pcbi-1003998-g001: Examples of missassembly leading to misannotation.Each row shows the true state of the genome on the left (“Expected assembly”) and a common misassembly error on the right (“Observed misassembly”). A) A single gene may be assembled as two apparently paralogous loci, increasing the predicted gene count. B) A singe gene may be fragmented into multiple pieces, each on different contigs or scaffolds. This cleavage can increase the number of predicted genes. C) Two paralogous genes may be collapsed into a single gene, decreasing the predicted gene count. D) A gene may be partially or entirely missing from the assembly, decreasing the number of predicted genes.
Mentions: Low-quality assemblies result in low-quality annotations [18], [27], and these annotation errors cause both the over- and under-estimation of gene numbers, e.g. [32], [33]. One cause of the over-estimation of gene numbers is the splitting of allelic variation (i.e. haplotypes present in heterozygous individuals) into separate loci (Fig. 1A); we refer to such cases as “split” genes. Split genes appear as highly similar duplicated loci within genome assemblies, and are often placed in tandem to one another or with one copy on a small scaffold by itself, e.g. [34], [35]. A second cause of the over-estimation of gene numbers is the fragmentation of a single gene onto multiple contigs or scaffolds (Fig. 1B); we refer to such cases as “cleaved” genes. Because ab initio gene predictors less likely to accurately infer gene models across sequence gaps, genes fragmented onto multiple contigs or scaffolds will be predicted as multiple separate genes, e.g. [30]. Note that gene models may also be cleaved simply because ab initio predictors have failed to join distant exons together in a single transcript, e.g. [36], [37], though this type of error may be independent of the underlying assembly quality. A common cause of the under-estimation of gene number is the collapse of truly paralogous gene copies into a single locus (Fig. 1C). This occurs because newly formed duplicates are highly similar in sequence, and therefore hard to assemble as separate loci, e.g. [30], [38]. A second cause of under-estimation is simply that genes may not be represented in low-coverage genomes due to a large number of gaps (Fig. 1D). In such cases both total gene numbers and the size of individual gene families may be severely underestimated, e.g. [39].

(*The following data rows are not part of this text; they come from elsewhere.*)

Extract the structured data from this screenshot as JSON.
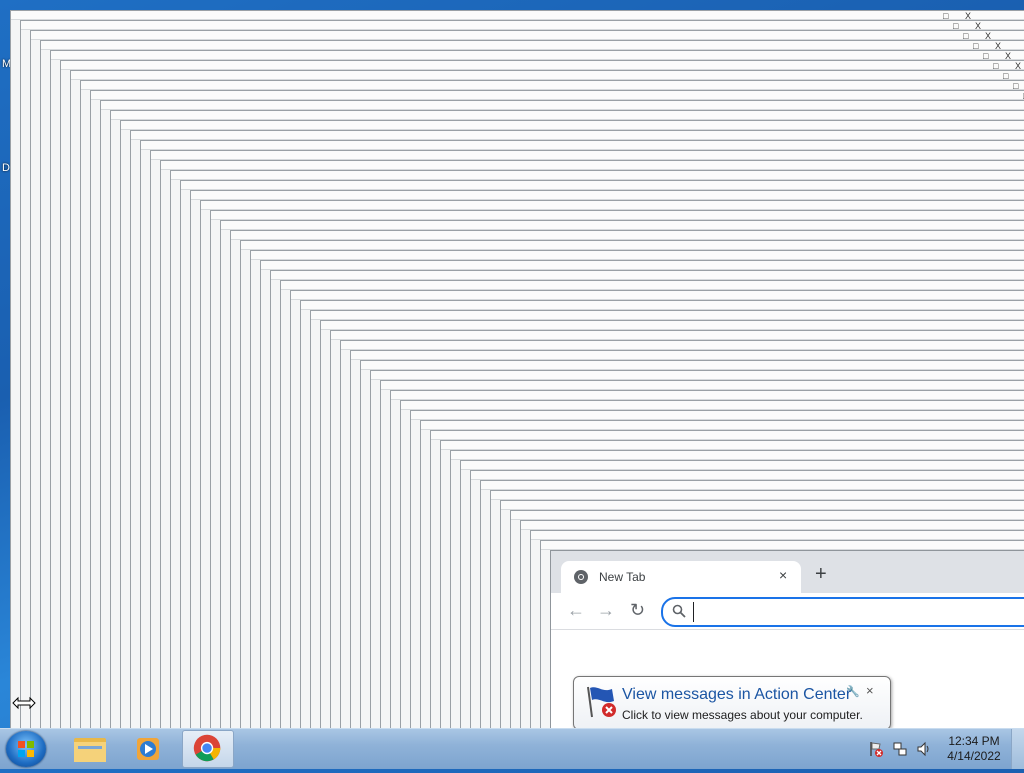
{
  "desktop": {
    "icon_letters": [
      "M",
      "D"
    ]
  },
  "background_window": {
    "title_controls": [
      "_",
      "□",
      "X"
    ]
  },
  "browser": {
    "tab_title": "New Tab",
    "tab_close": "×",
    "new_tab": "+",
    "back_icon": "arrow-left-icon",
    "forward_icon": "arrow-right-icon",
    "reload_icon": "reload-icon",
    "omnibox_value": ""
  },
  "notification": {
    "title": "View messages in Action Center",
    "text": "Click to view messages about your computer.",
    "close": "×"
  },
  "taskbar": {
    "apps": [
      "windows-explorer",
      "windows-media-player",
      "google-chrome"
    ],
    "active_app": "google-chrome",
    "clock_time": "12:34 PM",
    "clock_date": "4/14/2022"
  },
  "colors": {
    "desktop": "#1f6fc4",
    "chrome_accent": "#1a73e8",
    "balloon_title": "#1b55a3"
  }
}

Bottom Line: These incomplete and error-filled assemblies result in many annotation errors, especially in the number of genes present in a genome.To do this, we compare multiple draft assemblies against higher-quality versions of the same genomes, using several new assemblies of the chicken genome based on both traditional and next-generation sequencing technologies, as well as published draft assemblies of chimpanzee.Finally, we demonstrate the usefulness of RNA-Seq in improving the gene annotation of draft assemblies, largely by connecting genes that have been fragmented in the assembly process.

View Article: PubMed Central - PubMed

Affiliation: School of Informatics and Computing, Indiana University, Bloomington, Indiana.

ABSTRACT
Current sequencing methods produce large amounts of data, but genome assemblies based on these data are often woefully incomplete. These incomplete and error-filled assemblies result in many annotation errors, especially in the number of genes present in a genome. In this paper we investigate the magnitude of the problem, both in terms of total gene number and the number of copies of genes in specific families. To do this, we compare multiple draft assemblies against higher-quality versions of the same genomes, using several new assemblies of the chicken genome based on both traditional and next-generation sequencing technologies, as well as published draft assemblies of chimpanzee. We find that upwards of 40% of all gene families are inferred to have the wrong number of genes in draft assemblies, and that these incorrect assemblies both add and subtract genes. Using simulated genome assemblies of Drosophila melanogaster, we find that the major cause of increased gene numbers in draft genomes is the fragmentation of genes onto multiple individual contigs. Finally, we demonstrate the usefulness of RNA-Seq in improving the gene annotation of draft assemblies, largely by connecting genes that have been fragmented in the assembly process.

Show MeSH
Related in: MedlinePlus